But the rest of us can ensure that there are consequences.
We can choose not to vote for them.
We can unfollow them on social media.
We can call other leaders and lawmakers and express our concerns.
We can write letters to the editor.
We can even write blogs about them.
Collectively, when each one of us speaks up, our voices are bound to drown out the nasty ones.
Take a minute to celebrate.
Banned Books Week is intended to highlight the right of every American to read what we want, the importance of freedom of information and the harm caused by censorship.
Even though freedom of religion, freedom of speech, freedom of the press and the right to peaceful assembly are spelled out in the First Amendment to the United States Constitution, there are people who seem the think those rights apply to them but not to others.

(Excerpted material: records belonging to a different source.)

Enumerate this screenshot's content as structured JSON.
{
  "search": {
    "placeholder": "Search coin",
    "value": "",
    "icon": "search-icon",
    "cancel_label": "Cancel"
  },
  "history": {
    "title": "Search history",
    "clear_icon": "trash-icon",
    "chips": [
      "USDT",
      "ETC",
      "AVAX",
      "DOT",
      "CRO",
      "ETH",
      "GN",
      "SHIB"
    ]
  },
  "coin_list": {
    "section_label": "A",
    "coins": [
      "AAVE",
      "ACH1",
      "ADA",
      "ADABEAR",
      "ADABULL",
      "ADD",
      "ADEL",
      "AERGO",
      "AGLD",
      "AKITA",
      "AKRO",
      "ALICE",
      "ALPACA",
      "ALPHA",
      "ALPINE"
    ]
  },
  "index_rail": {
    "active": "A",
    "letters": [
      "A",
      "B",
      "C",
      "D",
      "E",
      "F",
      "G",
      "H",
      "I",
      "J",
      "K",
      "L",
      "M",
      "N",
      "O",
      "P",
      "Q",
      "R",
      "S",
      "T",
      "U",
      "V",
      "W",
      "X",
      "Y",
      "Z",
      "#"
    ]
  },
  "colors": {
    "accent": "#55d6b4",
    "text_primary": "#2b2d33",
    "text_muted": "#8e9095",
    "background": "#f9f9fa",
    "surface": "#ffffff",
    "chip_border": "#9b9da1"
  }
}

And even though they have the right to speak and write about their opinions, I’m grateful that everyone else does too.
And that always makes me smile.

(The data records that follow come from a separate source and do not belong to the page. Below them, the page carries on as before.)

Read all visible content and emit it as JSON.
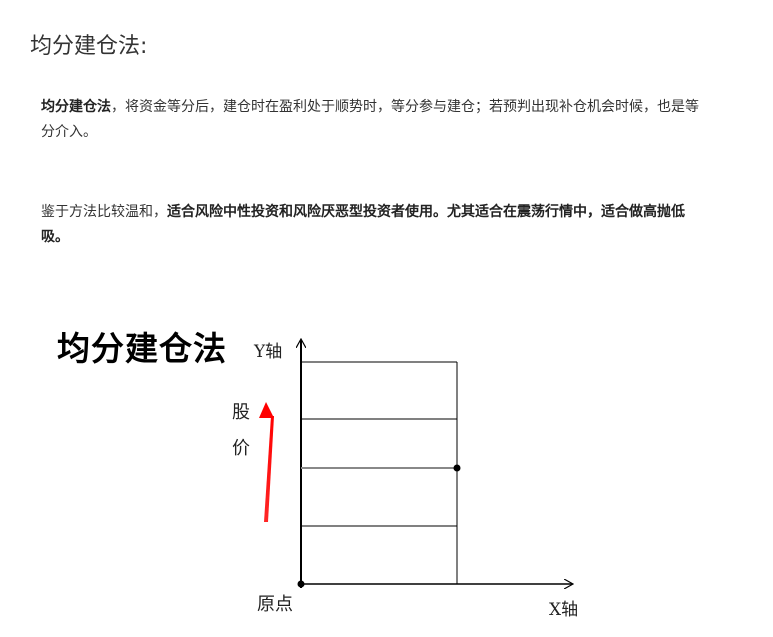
{
  "heading": "均分建仓法:",
  "paragraph1": {
    "bold": "均分建仓法",
    "rest": "，将资金等分后，建仓时在盈利处于顺势时，等分参与建仓；若预判出现补仓机会时候，也是等分介入。"
  },
  "paragraph2": {
    "lead": "鉴于方法比较温和，",
    "bold": "适合风险中性投资和风险厌恶型投资者使用。尤其适合在震荡行情中，适合做高抛低吸。"
  },
  "figure": {
    "title": "均分建仓法",
    "y_axis_label": "Y轴",
    "x_axis_label": "X轴",
    "origin_label": "原点",
    "price_label_line1": "股",
    "price_label_line2": "价",
    "arrow_color": "#ff0000"
  }
}
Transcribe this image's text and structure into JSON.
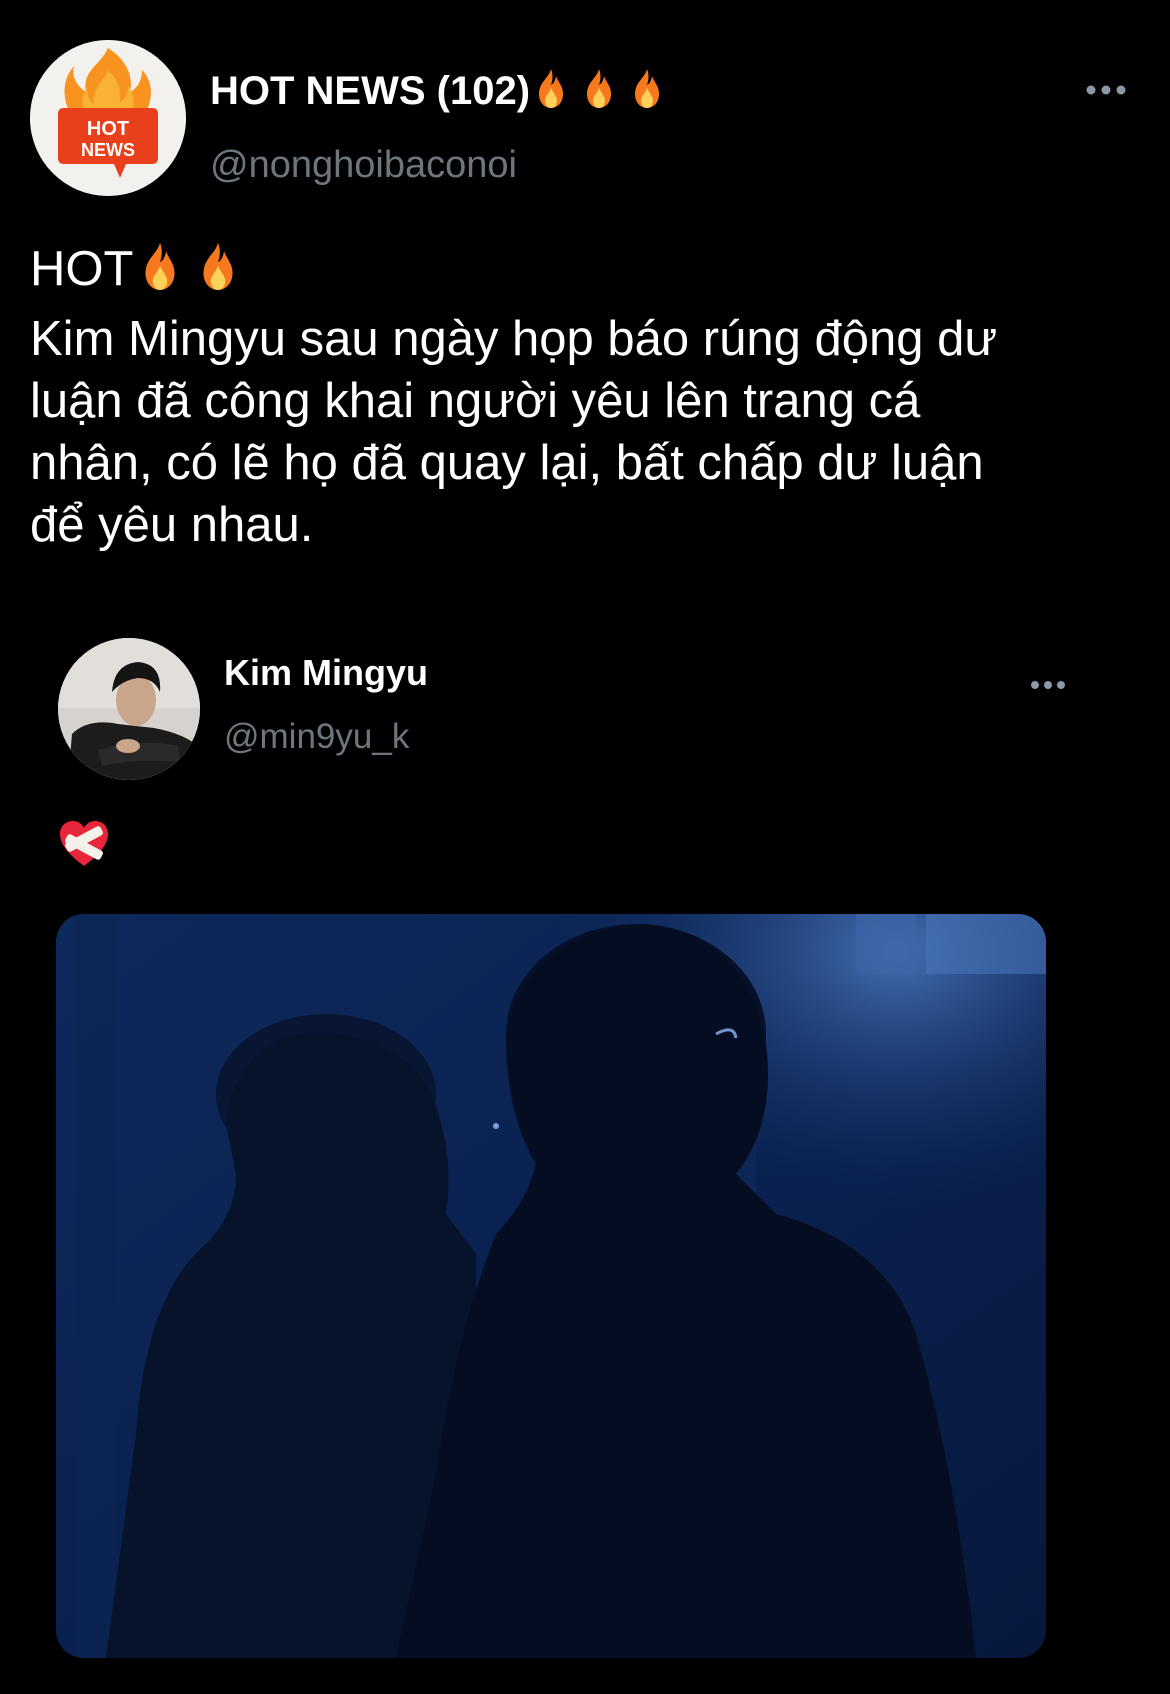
{
  "tweet": {
    "author_name": "HOT NEWS (102)",
    "author_handle": "@nonghoibaconoi",
    "avatar_logo_line1": "HOT",
    "avatar_logo_line2": "NEWS",
    "text_line0": "HOT",
    "text_lines": [
      "Kim Mingyu sau ngày họp báo rúng động dư",
      "luận đã công khai người yêu lên trang cá",
      "nhân, có lẽ họ đã quay lại, bất chấp dư luận",
      "để yêu nhau."
    ],
    "more_icon": "more-horizontal-icon",
    "fire_icon": "fire-emoji"
  },
  "quoted_tweet": {
    "author_name": "Kim Mingyu",
    "author_handle": "@min9yu_k",
    "body_icon": "mending-heart-emoji",
    "more_icon": "more-horizontal-icon",
    "photo_description_icon": "photo-image"
  },
  "colors": {
    "background": "#000000",
    "text_primary": "#ffffff",
    "text_secondary": "#6e767d",
    "fire_orange": "#f7791e",
    "photo_blue": "#0b2350"
  }
}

Day 78: The First Amendment
Day 77: People Who Touch Our Lives Day 76: The Rewards of Parenting Day 75: Improvements Day 74: Family Traditions Day 73: Learning From Our Mistakes Day 72: Live Music Day 71: Sleeping In Day 70: Grover Day 69: A Good Hair Day Day 68: A Sense of Community Day 67: Kindness Day 66: Living in a Place You Love Day 65: Gifts from the Heart Day 64: The Arrival of Fall Day 63: To Kill a Mockingbird Day 62: Green Lights Day 61: My Canine Friends Day 60: Differences Day 59: A New Box of Crayons Day 58: Bookworms Day 57: Being Oblivious Day 56: Three-day Weekends Day 55: A Cat Purring Day 54: Being a Unique Individual Day 53: Children’s Artwork Day 52: Lefties Day 51: The Neighborhood Deer Day 50: Campfires Day 49: Childhood Crushes Day 48: The Words “Miss You” Day 47: Birthday Stories Day 46: Nature’s Hold on Us Day 45: Play-Doh Day 44: First Day of School Pictures Day 43: Calvin and Hobbes Day 42: Appreciative Readers Day 41: Marilyn Monroe’s Best Quote Day 40: Being Silly Day 39: Being Happy Exactly Where You Are Day 38: Proud Grandparents Day 37: Chocolate Chip Cookies Day 36: Challenging Experiences that Make Great Stories Day 35: You Can’t Always Get What You Want Day 34: Accepting the Fog Day 33: I See the Moon Day 32: The Stonehenge Scene from This is Spinal Tap Day 31: Perspective Day 30: Unlikely Friendships Day 29: Good Samaritans Day 28: Am I a Man or Am I a Muppet? Day 27: Shadows Day 26: Bike Riding on Country Roads Day 25: When Harry Met Sally Day 24: Hibiscus Day 23: The Ice Cream Truck Day 22: The Wonderful World of Disney Day 21: Puppy love Day 20 Personal Theme Songs Day 19: Summer Clouds Day 18: Bartholomew Cubbin’s Victory Day 17: A Royal Birth Day 16: Creative Kids Day 15: The Scent of Honeysuckle Day 14: Clip of Kevin Kline Exploring His Masculinity Day 13: Random Text Messages from My Daughter Day 12: Round Bales of Hay Day 11: Water Fountains for Dogs Day 10: The Rainier Beer Motorcycle Commercial Day 9: Four-Leaf Clovers Day 8: Great Teachers We Still Remember Day 7: Finding the missing sock Day 6: Children’s books that teach life-long lessons Day 5: The Perfect Photo at the Perfect Moment Day 4: Jumping in Puddles Day 3: The Ride Downhill after the Struggle Uphill Day 2: Old Photographs Day 1: The Martians on Sesame Street